Because of the wear on the plane, the Air Force attempted to retire seven of the 14 EC-130Hs in inventory in its fiscal year 2016 budget. However, Congress — led by Rep. Martha McSally, a former Air Force pilot whose district includes Davis-Monthan Air Force Base, where the planes are based — included language blocking those retirements.

According to a pair of sources, the Air Force wants to shrink the size of the Compass Call aircraft from the C-130H body to a business jet solution. It is similar in concept to the decision to go for a business jet solution in the Joint Surveillance Target Attack Radar System (JSTARS) platform. The sources were not clear if the funding would begin in fiscal year 2017 or later in the FYDP.

In theory, improvements in technology would allow more automation of mission, which could shrink the number of people needed on board. The EC-130H design requires a crew of 13.

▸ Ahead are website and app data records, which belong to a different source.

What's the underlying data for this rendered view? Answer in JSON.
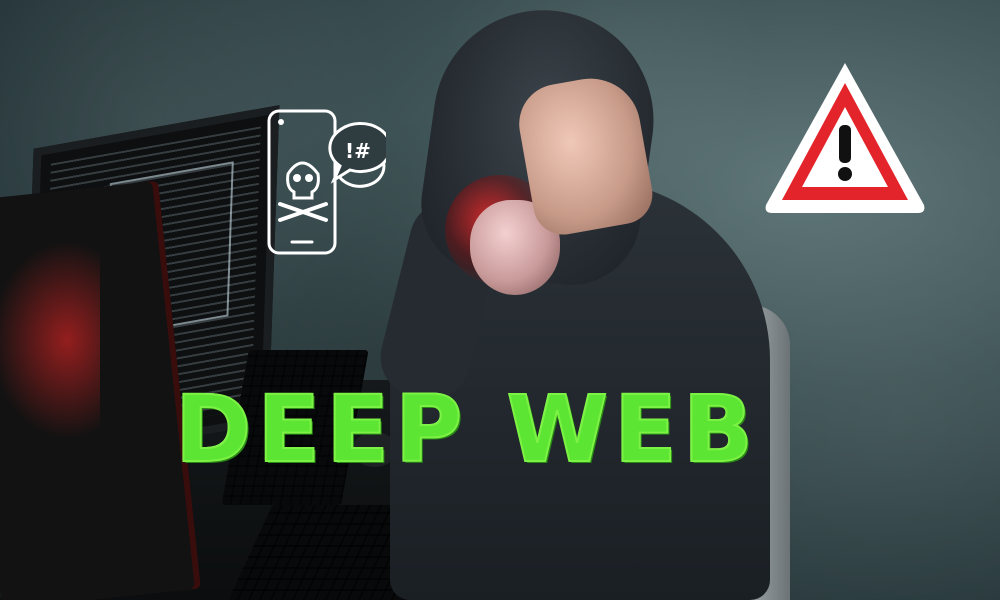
{
  "title": "DEEP WEB",
  "icons": {
    "phone": "phone-skull-icon",
    "speech": "speech-bubble-icon",
    "speech_text": "!#",
    "warning": "warning-triangle-icon"
  },
  "colors": {
    "title": "#5de534",
    "warning_red": "#e3242b",
    "accent_red": "#ff2a2a"
  }
}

So what design is the service considering for the new Compass Call? It's not clear, but one source pointed to an Oct. 26 solicit on the FedBizOps contracting website for a "RFI for Commercial Derivative Aircraft Capability Alternatives."

The solicitation does not specify that it is tied to the EC-130H replacement, and it is possible the two are unrelated. But the details seem to fit the concept of a bizjet solution for the Compass Call fleet.

According to the posting, an industry day was held Nov. 16 and 17 at Langley Air Force Base. Nine contractors attended the main event: BAE Systems, Boeing, FMS Aerospace, Greenwich Aero Group, Gulfstream, Lockheed Martin, Northrop Grumman, Telephonics, and Tempus Applied.

It also appears Bombardier had a private breakout session, as did Boeing, Gulfstream and Northrop Grumman. That may indicate those are potential prime contractors for such a program. All four companies are involved in the JSTARS competition as well.

The solicit requests industry be able to deliver an aircraft in FY18, with a rate of one per year following over the next nine years — 10 total aircraft for the program. Initial Operational Capability is eyed for FY2020.

In response to an industry query on why the production is so slow, the Air Force cited "NDAA language and budgetary constraints are driving the proposed strategy of synchronized drawdown of existing airframes while simultaneously acquiring a new platform. With no expected additional funding, a 'budget neutral' situation necessitates a limited acquisition profile within the currently programmed FYDP funding."

Asked why the mission the aircraft would be doing is not listed online, the service responded "Due to security sensitivities, we were directed to exclude it from the FedBizOpps release."

Among the requirements listed in a PDF from that industry day:

  • Capacity to carry 2 aircrew and a minimum of 5 mission crew members
  • PME and mission workstations totaling 13,000 lbs
  • Self protection system, including "EO/IR countermeasures in the automatic and manual mode must have a 95% probability of preventing a successful engagement of MANPADS or SAMs"
  • Minimum available cabin volume: 664 cubic feet
  • a minimum 170 kVA to power the PME
  • be capable of performing on-station loiter for a minimum of 3.5 hrs at a minimum of 41,000 feet MSL
  • Worldwide deployment and sustainment of a 85% aircraft availability rate for 600 flight hours annually
  • Maintain a minimum 25 year airframe service life
  • Refueling capability is not necessary

One source speculated that the service may consider picking the same airframe for both JSTARS and the Compass Call recapitalization, with an eye towards shared efficiencies in parts and maintenance. However, a final decission does not appear to have been made on tying those two programs together. The winner of JSTARS is expected to be selected in the summer or early fall of 2017.

Email: amehta@defensenews.com

Twitter: @AaronMehta 

Aaron Mehta was deputy editor and senior Pentagon correspondent for Defense News, covering policy, strategy and acquisition at the highest levels of the Defense Department and its international partners.

More In Training & Sim